Monsignor Smith

Saturday, April 05, 2014

Windows of the Soul

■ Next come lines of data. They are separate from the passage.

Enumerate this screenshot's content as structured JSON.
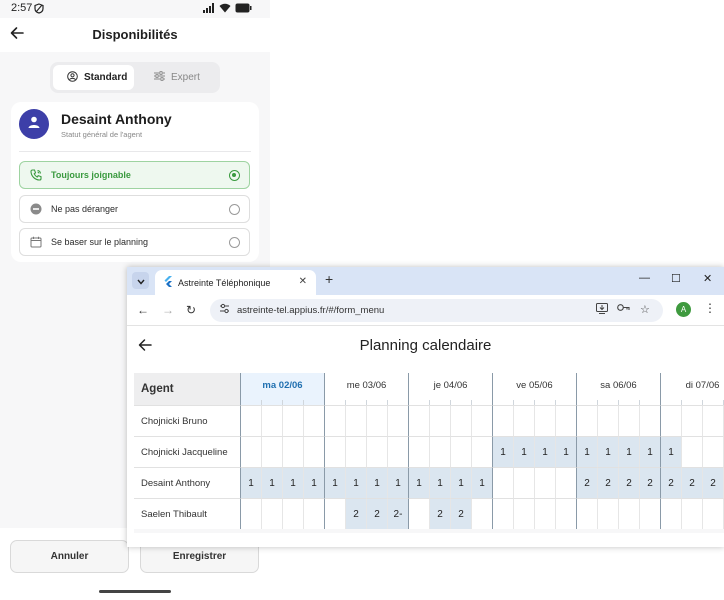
{
  "status_bar": {
    "time": "2:57"
  },
  "app": {
    "title": "Disponibilités",
    "segments": {
      "standard": "Standard",
      "expert": "Expert"
    },
    "agent": {
      "name": "Desaint Anthony",
      "subtitle": "Statut général de l'agent"
    },
    "options": [
      {
        "label": "Toujours joignable",
        "icon": "phone-icon",
        "selected": true
      },
      {
        "label": "Ne pas déranger",
        "icon": "do-not-disturb-icon",
        "selected": false
      },
      {
        "label": "Se baser sur le planning",
        "icon": "calendar-icon",
        "selected": false
      }
    ],
    "buttons": {
      "cancel": "Annuler",
      "save": "Enregistrer"
    },
    "colors": {
      "accent_green": "#3a9a3f",
      "avatar": "#3d3fa8"
    }
  },
  "browser": {
    "tab_title": "Astreinte Téléphonique",
    "url": "astreinte-tel.appius.fr/#/form_menu",
    "profile_initial": "A",
    "page": {
      "title": "Planning calendaire",
      "agent_header": "Agent",
      "days": [
        {
          "label": "ma 02/06",
          "today": true
        },
        {
          "label": "me 03/06",
          "today": false
        },
        {
          "label": "je 04/06",
          "today": false
        },
        {
          "label": "ve 05/06",
          "today": false
        },
        {
          "label": "sa 06/06",
          "today": false
        },
        {
          "label": "di 07/06",
          "today": false
        }
      ],
      "rows": [
        {
          "agent": "Chojnicki Bruno",
          "cells": [
            "",
            "",
            "",
            "",
            "",
            "",
            "",
            "",
            "",
            "",
            "",
            "",
            "",
            "",
            "",
            "",
            "",
            "",
            "",
            "",
            "",
            "",
            "",
            ""
          ]
        },
        {
          "agent": "Chojnicki Jacqueline",
          "cells": [
            "",
            "",
            "",
            "",
            "",
            "",
            "",
            "",
            "",
            "",
            "",
            "",
            "1",
            "1",
            "1",
            "1",
            "1",
            "1",
            "1",
            "1",
            "1",
            "",
            "",
            ""
          ]
        },
        {
          "agent": "Desaint Anthony",
          "cells": [
            "1",
            "1",
            "1",
            "1",
            "1",
            "1",
            "1",
            "1",
            "1",
            "1",
            "1",
            "1",
            "",
            "",
            "",
            "",
            "2",
            "2",
            "2",
            "2",
            "2",
            "2",
            "2",
            ""
          ]
        },
        {
          "agent": "Saelen Thibault",
          "cells": [
            "",
            "",
            "",
            "",
            "",
            "2",
            "2",
            "2-",
            "",
            "2",
            "2",
            "",
            "",
            "",
            "",
            "",
            "",
            "",
            "",
            "",
            "",
            "",
            "",
            ""
          ]
        }
      ]
    }
  }
}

It's been in the eyes of our eighth graders for at least six weeks now.  It's becoming harder and harder to ignore in any high school or college seniors we know.  I can't say I've seen it in the kindergartners, but I know it's there in all fourth-year seminarians:  short-timer syndrome.
Tall and winsome as he is, Deacon Corey Krengiel is "so short he could dangle his feet off a dime," as my active-duty military coworkers would have said it back in the day.  An assignment here he began last September right after Labor Day is already completed.  He has a few more weeks of classes, a good-sized vacation at Easter, and a few exams.  Then he will give his ivory Oldsmobile her head and let her take him home to Illinois.  There, on Saturday May 24, God willing, Bishop Jenky of Peoria will ordain him Priest along with three other men who have been his classmates at Mount Saint Mary's Seminary. 
He got his completed evaluation from me months ago, and his review by the seminary faculty and even his Call to Orders are both submitted.  Nonetheless, he has continued showing up here, bringing his service and his homilies for the past weeks - every weekend in March, and Confirmation on top of that.  So he has been a big help to me despite the fact that he would probably much rather be planning his ordination or daydreaming about his first Mass.
But I could see it in his eyes.  He is ready to move on.  Indeed, he should be.  There's a saying in the clergy world that your worst day as a priest is better than your best day as a seminarian, and there is something to that.    But as he enters the priestly ministry to which Jesus called him, he will take a bit of all of you with him.  You helped him uncover and hone that identity that ordination will unite with Christ the High Priest. 
This is Deacon Krengiel’s last weekend.  Over in the rectory, we’ll be feeding him as well as we can as “food for the journey.”  Please take the time today to seek him out, thank him for whatever was your favorite thing about his time here.  Promise him your prayers, especially on the weekend of his ordination.
Speaking of a look in the eyes, all of us, every human being in this parish and possibly all of Washington, went absolutely wild-eyed when we beheld, once again, snow last Sunday afternoon.  Unpredicted and improbable, it came despite Father McCabe’s assurance that a generous donation to the Winter Expenses collection would guarantee no more of the sloppy white stuff this year.  For many folks, it was the last straw.  I heard a vast, collective primal scream ringing from the houses and alleyways as I made my way home for exposition, adoration, and benediction.
That impudent outburst of a fading winter was no indication that there is a failure of fidelity in this parish.  The preliminary numbers on the special collection are quite good – more than half of the $15K by which our snow-removal costs exceeded budget.  I am confident we will get a huge boost when we add to that amount follow-ups from folks who weren’t here or weren’t ready, and whatever comes in through Faith Direct, which is how many of our most consistent givers make their offerings.  So, thank you all.
But it’s April at last, and at long last the air has a different fragrance.  Winter wouldn’t dare do the unspeakable to us again now.  We are done.  You can see it in our eyes.

Monsignor Smith